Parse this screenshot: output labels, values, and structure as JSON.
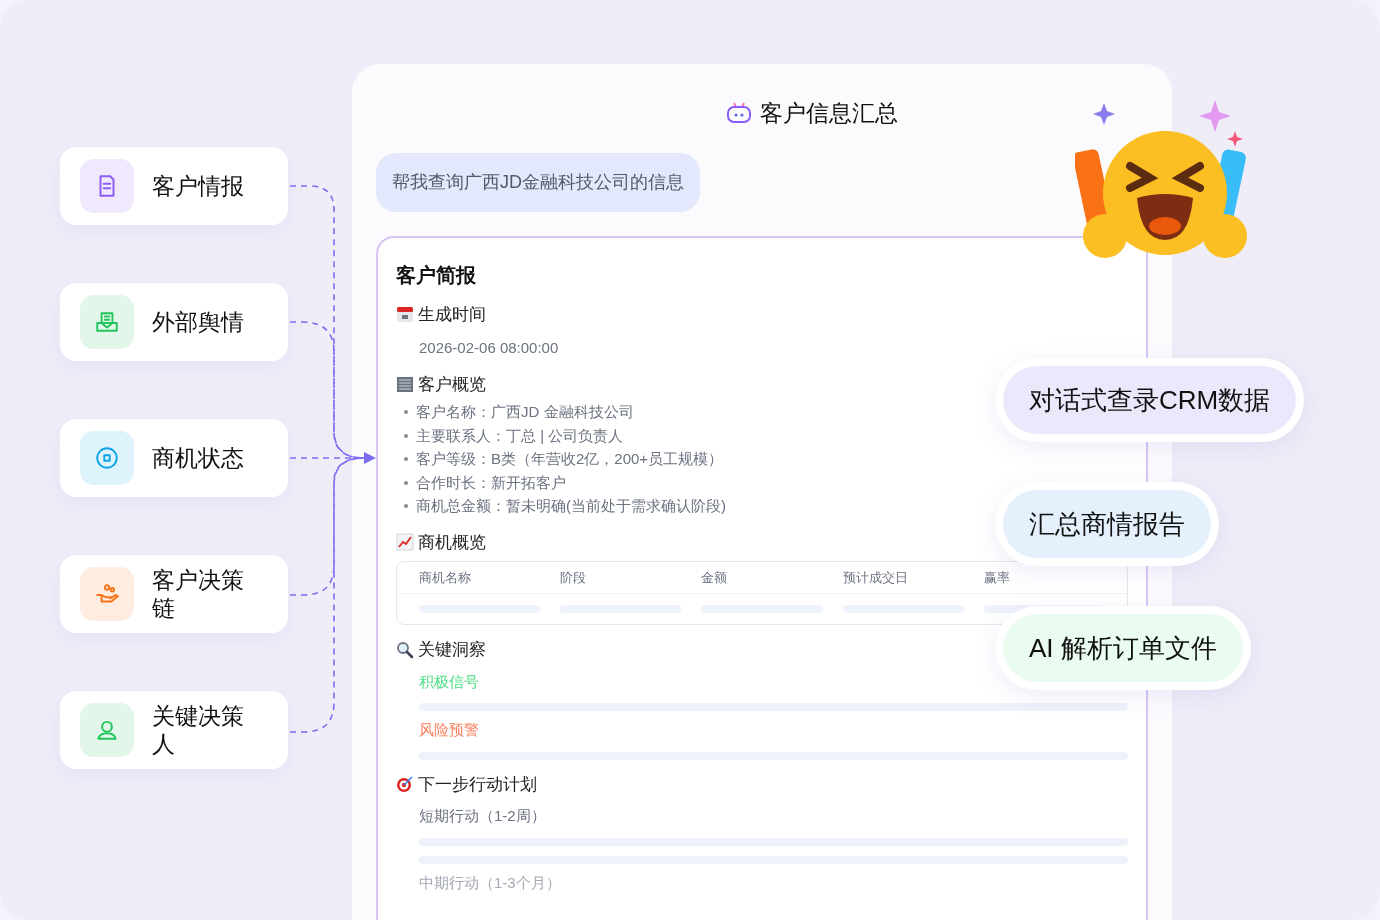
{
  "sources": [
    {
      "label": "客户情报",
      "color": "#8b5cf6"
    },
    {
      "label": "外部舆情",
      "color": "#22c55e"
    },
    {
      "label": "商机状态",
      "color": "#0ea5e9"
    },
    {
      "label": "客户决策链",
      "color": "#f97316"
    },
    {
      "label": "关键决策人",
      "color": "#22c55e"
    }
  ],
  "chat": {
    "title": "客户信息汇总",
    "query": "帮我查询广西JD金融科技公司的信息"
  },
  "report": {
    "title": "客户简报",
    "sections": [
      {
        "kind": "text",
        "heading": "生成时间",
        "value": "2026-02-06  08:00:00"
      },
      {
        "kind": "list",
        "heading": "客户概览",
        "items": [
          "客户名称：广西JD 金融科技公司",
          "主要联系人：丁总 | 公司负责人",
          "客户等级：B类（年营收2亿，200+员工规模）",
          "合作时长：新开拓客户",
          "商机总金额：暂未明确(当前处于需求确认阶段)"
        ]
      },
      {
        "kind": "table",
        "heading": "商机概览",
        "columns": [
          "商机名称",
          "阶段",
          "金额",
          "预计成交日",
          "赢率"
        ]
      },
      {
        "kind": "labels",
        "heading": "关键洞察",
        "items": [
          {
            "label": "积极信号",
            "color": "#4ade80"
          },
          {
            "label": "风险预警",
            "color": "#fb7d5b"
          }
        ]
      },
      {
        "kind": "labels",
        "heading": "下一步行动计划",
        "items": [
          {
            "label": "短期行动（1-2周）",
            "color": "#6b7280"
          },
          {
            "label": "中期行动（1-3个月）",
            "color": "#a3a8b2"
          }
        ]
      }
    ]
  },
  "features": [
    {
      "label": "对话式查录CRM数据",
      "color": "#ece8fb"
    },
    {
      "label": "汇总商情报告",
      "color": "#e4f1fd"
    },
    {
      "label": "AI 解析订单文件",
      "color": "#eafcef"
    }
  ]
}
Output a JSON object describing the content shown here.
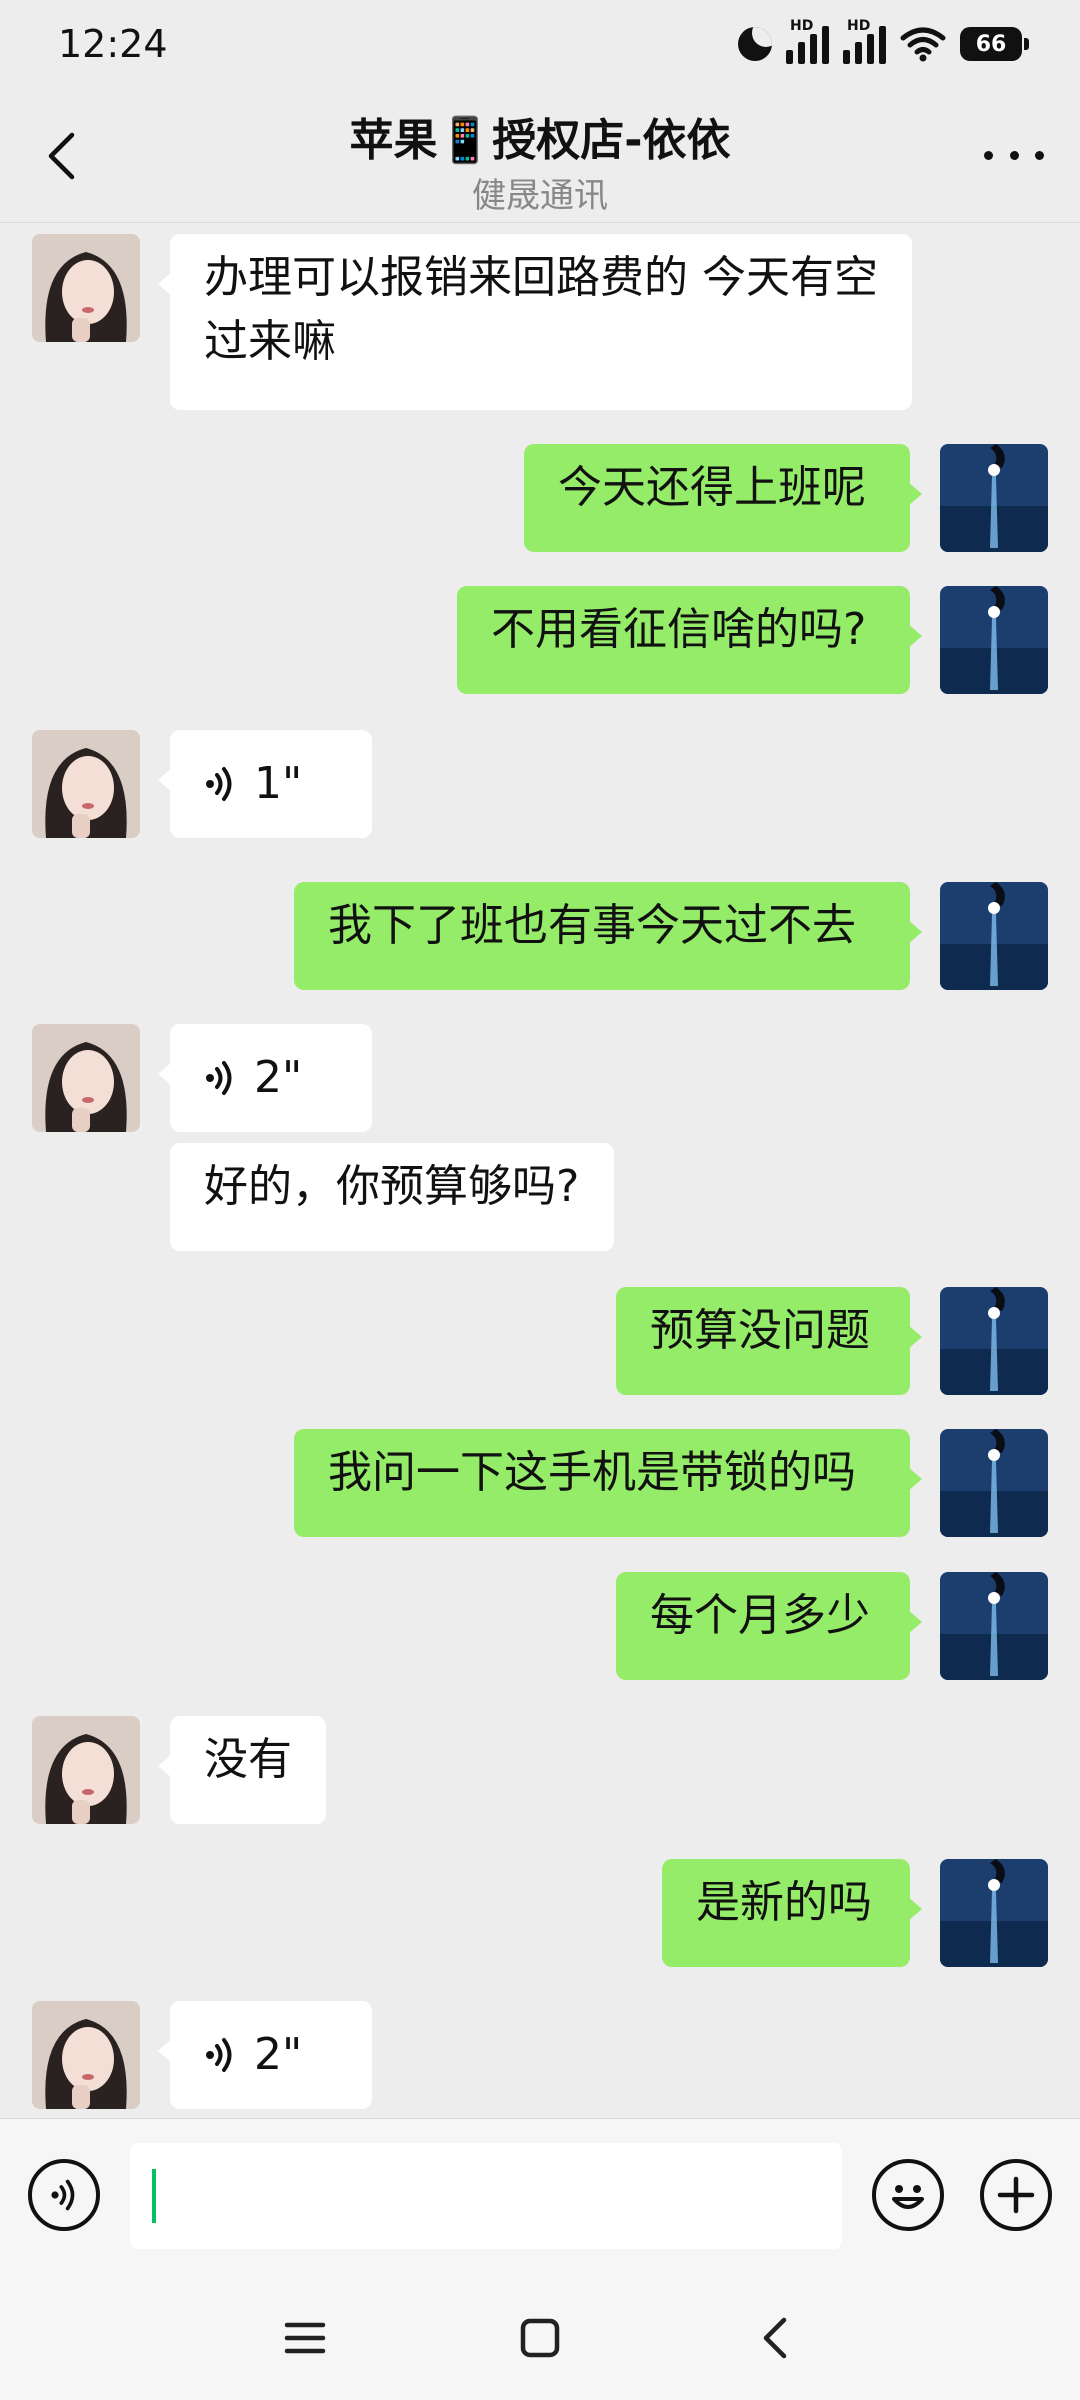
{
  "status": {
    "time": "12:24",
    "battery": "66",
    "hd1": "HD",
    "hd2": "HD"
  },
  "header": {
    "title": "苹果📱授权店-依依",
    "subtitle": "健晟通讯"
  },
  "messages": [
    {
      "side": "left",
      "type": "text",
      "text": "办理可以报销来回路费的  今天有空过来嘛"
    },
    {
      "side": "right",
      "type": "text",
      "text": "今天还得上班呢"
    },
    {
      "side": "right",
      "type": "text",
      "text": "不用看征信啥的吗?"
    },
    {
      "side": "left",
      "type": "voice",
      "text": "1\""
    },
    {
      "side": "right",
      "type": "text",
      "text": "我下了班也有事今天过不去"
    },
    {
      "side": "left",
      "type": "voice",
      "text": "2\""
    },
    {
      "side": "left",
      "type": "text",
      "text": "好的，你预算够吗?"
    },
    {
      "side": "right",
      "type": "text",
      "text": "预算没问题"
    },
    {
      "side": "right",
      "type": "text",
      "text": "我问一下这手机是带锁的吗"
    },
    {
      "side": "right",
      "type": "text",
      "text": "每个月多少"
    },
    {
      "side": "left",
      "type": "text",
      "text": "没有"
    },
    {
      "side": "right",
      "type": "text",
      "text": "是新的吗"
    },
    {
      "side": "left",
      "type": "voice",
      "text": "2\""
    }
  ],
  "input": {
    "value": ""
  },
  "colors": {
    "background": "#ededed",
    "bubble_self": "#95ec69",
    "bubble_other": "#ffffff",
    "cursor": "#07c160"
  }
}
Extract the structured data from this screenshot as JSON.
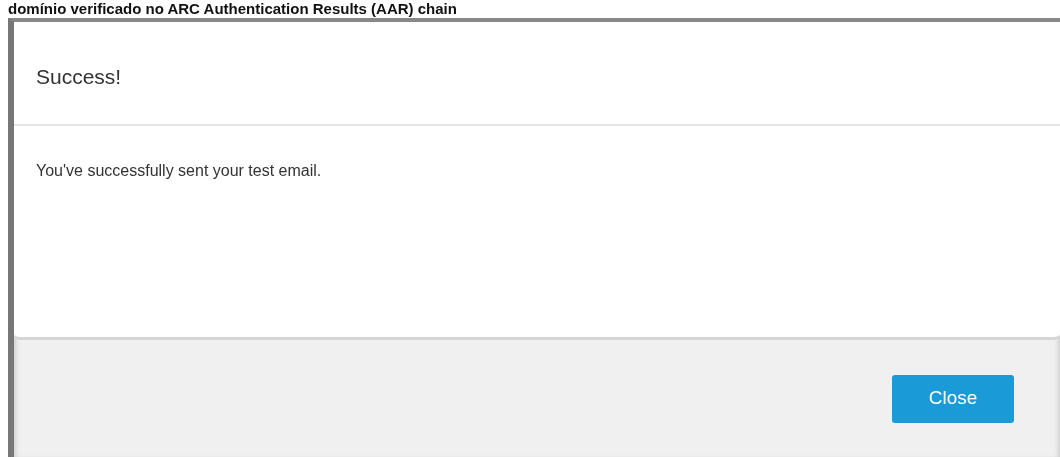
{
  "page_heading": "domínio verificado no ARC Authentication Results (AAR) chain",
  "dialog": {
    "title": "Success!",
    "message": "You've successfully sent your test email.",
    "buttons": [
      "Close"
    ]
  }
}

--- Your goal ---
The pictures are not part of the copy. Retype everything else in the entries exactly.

--- Solution for this exercise ---
Parse this screenshot: output labels, values, and structure as JSON.
{
  "sources": [
    {
      "label": "客户情报",
      "color": "#8b5cf6"
    },
    {
      "label": "外部舆情",
      "color": "#22c55e"
    },
    {
      "label": "商机状态",
      "color": "#0ea5e9"
    },
    {
      "label": "客户决策链",
      "color": "#f97316"
    },
    {
      "label": "关键决策人",
      "color": "#22c55e"
    }
  ],
  "chat": {
    "title": "客户信息汇总",
    "query": "帮我查询广西JD金融科技公司的信息"
  },
  "report": {
    "title": "客户简报",
    "sections": [
      {
        "kind": "text",
        "heading": "生成时间",
        "value": "2026-02-06  08:00:00"
      },
      {
        "kind": "list",
        "heading": "客户概览",
        "items": [
          "客户名称：广西JD 金融科技公司",
          "主要联系人：丁总 | 公司负责人",
          "客户等级：B类（年营收2亿，200+员工规模）",
          "合作时长：新开拓客户",
          "商机总金额：暂未明确(当前处于需求确认阶段)"
        ]
      },
      {
        "kind": "table",
        "heading": "商机概览",
        "columns": [
          "商机名称",
          "阶段",
          "金额",
          "预计成交日",
          "赢率"
        ]
      },
      {
        "kind": "labels",
        "heading": "关键洞察",
        "items": [
          {
            "label": "积极信号",
            "color": "#4ade80"
          },
          {
            "label": "风险预警",
            "color": "#fb7d5b"
          }
        ]
      },
      {
        "kind": "labels",
        "heading": "下一步行动计划",
        "items": [
          {
            "label": "短期行动（1-2周）",
            "color": "#6b7280"
          },
          {
            "label": "中期行动（1-3个月）",
            "color": "#a3a8b2"
          }
        ]
      }
    ]
  },
  "features": [
    {
      "label": "对话式查录CRM数据",
      "color": "#ece8fb"
    },
    {
      "label": "汇总商情报告",
      "color": "#e4f1fd"
    },
    {
      "label": "AI 解析订单文件",
      "color": "#eafcef"
    }
  ]
}
Output a JSON object describing the content shown here.
{
  "status": {
    "time": "12:24",
    "battery": "66",
    "hd1": "HD",
    "hd2": "HD"
  },
  "header": {
    "title": "苹果📱授权店-依依",
    "subtitle": "健晟通讯"
  },
  "messages": [
    {
      "side": "left",
      "type": "text",
      "text": "办理可以报销来回路费的  今天有空过来嘛"
    },
    {
      "side": "right",
      "type": "text",
      "text": "今天还得上班呢"
    },
    {
      "side": "right",
      "type": "text",
      "text": "不用看征信啥的吗?"
    },
    {
      "side": "left",
      "type": "voice",
      "text": "1\""
    },
    {
      "side": "right",
      "type": "text",
      "text": "我下了班也有事今天过不去"
    },
    {
      "side": "left",
      "type": "voice",
      "text": "2\""
    },
    {
      "side": "left",
      "type": "text",
      "text": "好的，你预算够吗?"
    },
    {
      "side": "right",
      "type": "text",
      "text": "预算没问题"
    },
    {
      "side": "right",
      "type": "text",
      "text": "我问一下这手机是带锁的吗"
    },
    {
      "side": "right",
      "type": "text",
      "text": "每个月多少"
    },
    {
      "side": "left",
      "type": "text",
      "text": "没有"
    },
    {
      "side": "right",
      "type": "text",
      "text": "是新的吗"
    },
    {
      "side": "left",
      "type": "voice",
      "text": "2\""
    }
  ],
  "input": {
    "value": ""
  },
  "colors": {
    "background": "#ededed",
    "bubble_self": "#95ec69",
    "bubble_other": "#ffffff",
    "cursor": "#07c160"
  }
}
Extract the structured data from this screenshot as JSON.
{
  "page_heading": "domínio verificado no ARC Authentication Results (AAR) chain",
  "dialog": {
    "title": "Success!",
    "message": "You've successfully sent your test email.",
    "buttons": [
      "Close"
    ]
  }
}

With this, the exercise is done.